Another way to look at it is this: The enemies of the Church, who actively support evils like abortion, so-called gay marriage, contraception, euthanasia and the like—who cannot defend their views on purely rational grounds—try to make a case for what they believe by attacking those of us who oppose their ideas.

In other words, since they can’t discredit the Gospel message directly through sound intellectual argument, they try to discredit the message indirectly by discrediting the messengers (the pope, the bishops, priests and even lay people who support Church teaching).

What happened to Paul and Barnabas in that synagogue in Antioch all those years ago, happens in our own culture today—just in a slightly different form.

Let me conclude this morning by giving you a few insights that can help you keep all of this “news” in proper perspective.

Here I will again quote George Weigel: “The sexual abuse of the young is a global plague. Portraying the Catholic Church as its epicenter is malicious and false. Forty to 60 percent of sexual abuse takes place within families. There were 290,000 reported cases of abuse in public schools in 1991 to 2000.”

By the way, I did the math. If each school year is 180 days, that means there were, on average, 161 acts of abuse in public schools in the United States each and every school day during the 1990s! This is why Charol Shakeshaft, the Virginia Commonwealth University professor who studied this issue for the government several years ago, said : “The physical abuse of students in schools is likely more than 100 times the abuse by priests.”

That means we should hear at least 100 times as many stories about it in the daily news. But, of course, we don’t.

Something else to keep in mind as you hear these reports about the Holy Father and the Catholic Church: realize that there are many, many similar stories involving other individuals from other groups that are being totally ignored (besides those involving teachers). For example, three weeks ago, as the Times was bashing Pope Benedict all over its pages, an orthodox rabbi in New York City named Lebovits was convicted on 8 counts of molesting a Brooklyn boy; a few days later, a rabbi was arrested in Arizona for raping a 7-year-old girl in New York 10 years ago.

The New York Times ignored both stories. Maybe they just didn’t have room.

Finally, here’s something else the entire liberal media conveniently ignores in its current reporting about the Church: In 2009, here in the United States, there were only six credible cases of the sexual abuse of minors. Six in a Church which has roughly 68,000,000 members!
Now, to be sure, even one act is too many; but this does provide an important message about the effectiveness of the programs that most bishops have put into effect in recent years. As Weigel said: “Having learned the lessons of 2002, the Catholic Church in America today is likely the safest environment for children in the country. No institution working with the young—not the public schools, not the teachers unions, not the Scouts—has done as much to face its past failures in this area and to put in place policies to prevent such horrors in the future.”

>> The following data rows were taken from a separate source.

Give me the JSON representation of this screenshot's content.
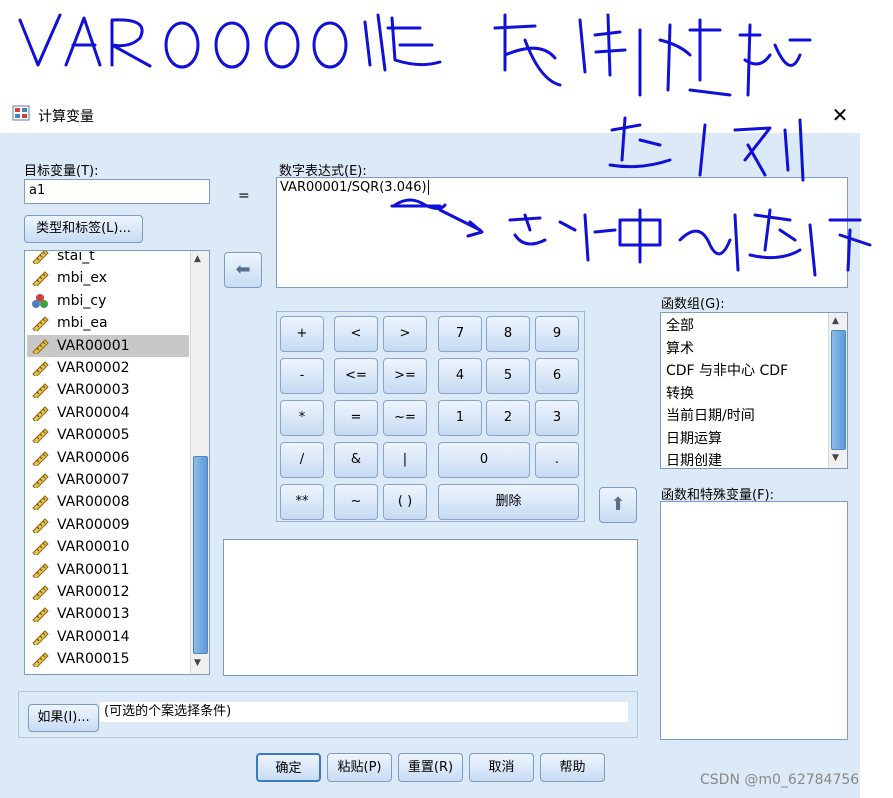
{
  "window": {
    "title": "计算变量",
    "close_glyph": "✕"
  },
  "target": {
    "label": "目标变量(T):",
    "value": "a1",
    "equals": "="
  },
  "type_label_button": "类型和标签(L)...",
  "expression": {
    "label": "数字表达式(E):",
    "value": "VAR00001/SQR(3.046)"
  },
  "variables": [
    {
      "name": "stai_t",
      "type": "scale"
    },
    {
      "name": "mbi_ex",
      "type": "scale"
    },
    {
      "name": "mbi_cy",
      "type": "nominal"
    },
    {
      "name": "mbi_ea",
      "type": "scale"
    },
    {
      "name": "VAR00001",
      "type": "scale",
      "selected": true
    },
    {
      "name": "VAR00002",
      "type": "scale"
    },
    {
      "name": "VAR00003",
      "type": "scale"
    },
    {
      "name": "VAR00004",
      "type": "scale"
    },
    {
      "name": "VAR00005",
      "type": "scale"
    },
    {
      "name": "VAR00006",
      "type": "scale"
    },
    {
      "name": "VAR00007",
      "type": "scale"
    },
    {
      "name": "VAR00008",
      "type": "scale"
    },
    {
      "name": "VAR00009",
      "type": "scale"
    },
    {
      "name": "VAR00010",
      "type": "scale"
    },
    {
      "name": "VAR00011",
      "type": "scale"
    },
    {
      "name": "VAR00012",
      "type": "scale"
    },
    {
      "name": "VAR00013",
      "type": "scale"
    },
    {
      "name": "VAR00014",
      "type": "scale"
    },
    {
      "name": "VAR00015",
      "type": "scale"
    }
  ],
  "keypad": {
    "plus": "+",
    "lt": "<",
    "gt": ">",
    "d7": "7",
    "d8": "8",
    "d9": "9",
    "minus": "-",
    "le": "<=",
    "ge": ">=",
    "d4": "4",
    "d5": "5",
    "d6": "6",
    "mul": "*",
    "eq": "=",
    "ne": "~=",
    "d1": "1",
    "d2": "2",
    "d3": "3",
    "div": "/",
    "and": "&",
    "or": "|",
    "d0": "0",
    "dot": ".",
    "pow": "**",
    "not": "~",
    "paren": "( )",
    "delete": "删除"
  },
  "function_group": {
    "label": "函数组(G):",
    "items": [
      "全部",
      "算术",
      "CDF 与非中心 CDF",
      "转换",
      "当前日期/时间",
      "日期运算",
      "日期创建"
    ]
  },
  "functions_label": "函数和特殊变量(F):",
  "if_button": "如果(I)...",
  "if_text": "(可选的个案选择条件)",
  "buttons": {
    "ok": "确定",
    "paste": "粘贴(P)",
    "reset": "重置(R)",
    "cancel": "取消",
    "help": "帮助"
  },
  "watermark": "CSDN @m0_62784756",
  "annotations": [
    "VAR00001是复制过去的",
    "第1列",
    "总计中的第1行"
  ],
  "colors": {
    "handwriting": "#1010d8",
    "selection": "#c8c8c8",
    "dialog_bg": "#dce9f6"
  }
}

As Catholics, we should never fear the truth. Jesus had a Judas among his first 12 priests, and the truth is there have been Judases in the priesthood ever since. And there have been many Judases among the laity as well—for example, the lay professors in Catholic universities who teach things contrary to the faith and who corrupt the minds of impressionable young people.

They, too, are Judases.

But in the midst of all this, there are many other clerics and lay people—the vast majority—who are doing God’s work faithfully and leading many to salvation in Christ.

Today we pray for the victims of sexual abuse in families, in schools, in religious institutions and in the wider culture. May God give them the grace to heal and to forgive. And we pray for ourselves and for one another, that we will be among those faithful priests and lay people in the Church who witness to the powerful Gospel of Jesus Christ by the things we say, and especially by the things we do.